The Brain Train Cube has been the most challenging so far for us. You can clearly see a difference between the video from May 2013 and July 2013. It’s also quite apparent that Bunny knows what he’s doing and that the cubes don’t just accidentally come out.
Bunny now has a variety of other logic toys. He can get to hidden treats by pushing and pulling in all directions, digging, picking up, and spinning parts of the toys in front of him. We are constantly on the lookout for more challenging toys for him. Unfortunately, rabbits are often underestimated.
Anyway, the reason why I am writing this is to illustrate that Bunny’s skills are learned and that he acquired them after months of training. Not only can he solve familiar logic toys, but he seems to be able to take what he knows and apply it to new situations. Whenever we give him a new toy now, he doesn’t start from zero; he can use his old skills and develop new strategies. It’s quite amazing how he turned from a rabbit that had no idea how to open a box to a rabbit that can handle unfamiliar situations with a plan.

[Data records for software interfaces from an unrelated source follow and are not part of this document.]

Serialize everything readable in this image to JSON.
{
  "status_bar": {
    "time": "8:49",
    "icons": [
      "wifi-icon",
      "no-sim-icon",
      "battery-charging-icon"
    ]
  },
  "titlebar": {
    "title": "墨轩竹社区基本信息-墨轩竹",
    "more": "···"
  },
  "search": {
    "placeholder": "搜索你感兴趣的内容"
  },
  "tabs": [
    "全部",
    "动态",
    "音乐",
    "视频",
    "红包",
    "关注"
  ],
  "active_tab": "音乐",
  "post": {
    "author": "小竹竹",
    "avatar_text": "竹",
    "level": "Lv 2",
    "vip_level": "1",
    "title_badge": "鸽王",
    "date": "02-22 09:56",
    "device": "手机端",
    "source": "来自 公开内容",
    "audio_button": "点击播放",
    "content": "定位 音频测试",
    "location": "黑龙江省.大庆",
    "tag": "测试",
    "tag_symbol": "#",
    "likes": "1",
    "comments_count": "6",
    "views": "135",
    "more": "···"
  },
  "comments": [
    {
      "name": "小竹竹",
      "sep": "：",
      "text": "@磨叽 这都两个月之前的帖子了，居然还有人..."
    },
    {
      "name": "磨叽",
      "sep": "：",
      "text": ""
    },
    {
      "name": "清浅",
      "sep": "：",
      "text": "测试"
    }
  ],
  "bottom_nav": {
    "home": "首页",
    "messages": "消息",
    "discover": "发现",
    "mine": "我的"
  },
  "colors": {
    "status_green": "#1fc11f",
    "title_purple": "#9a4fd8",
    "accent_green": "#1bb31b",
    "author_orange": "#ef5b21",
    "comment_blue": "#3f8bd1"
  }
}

We have no doubt that training Bunny’s brain and giving him tasks to accomplish has greatly improved his overall well-being and given us an opportunity to spend quality time with him. Admittedly, there have been a couple of issues since. For example, the timed food dispenser we bought for Bunny was no match at all. Instead of waiting for it to dispense food on days when we were out longer than usual, he’d just open it whenever he wanted to. It was just another toy to him. One day he chewed through a backpack to get to the banana inside, which was supposed to be my husband’s lunch. After all, how could he know that this wasn’t another one of our challenges?! Clearly, we think these issues are absolutely hilarious.
Not only are rabbits intelligent, they are also very social animals and will demonstrate affection, jealousy, anger, happiness, sadness, fear, dominance, satisfaction, curiosity, cunning, restlessness, boredom, excitement, and amusement if treated right. Not every rabbit is the same. In fact, each rabbit has its own preferences, habits, and characteristics that make it unique.
If held in a small cage for months or years at a time with nothing to do aside from eating, a rabbit’s spirit will, of course, be hidden behind depression. Some rabbits may not show intelligence until they are taught. And although they aren’t quite comparable to (certain) dogs, they are certainly not stupid!
Were you ever surprised by how intelligent your rabbit is? Do you have a story to share? We would love to hear it!
Here are some tips in case you are inspired to teach: The best time to start teaching anything to a rabbit is when it is hungry. Right before food time is when Bunny is the most motivated. Use favorite treats while teaching (tiny pieces of dried fruit do the trick for us). Start off with one toy at a time and one new task at a time. Be there to instruct and encourage, but also leave them to solve the puzzle on their own after a while. There were many times when we came home to an empty toy that we didn’t know Bunny could solve on his own yet. Don’t ever force anything, because that’s when they shut down and could even get scared. If a rabbit doesn’t want to do something, it won’t. And after all, this is supposed to be fun and rewarding. We’d love to hear your success stories!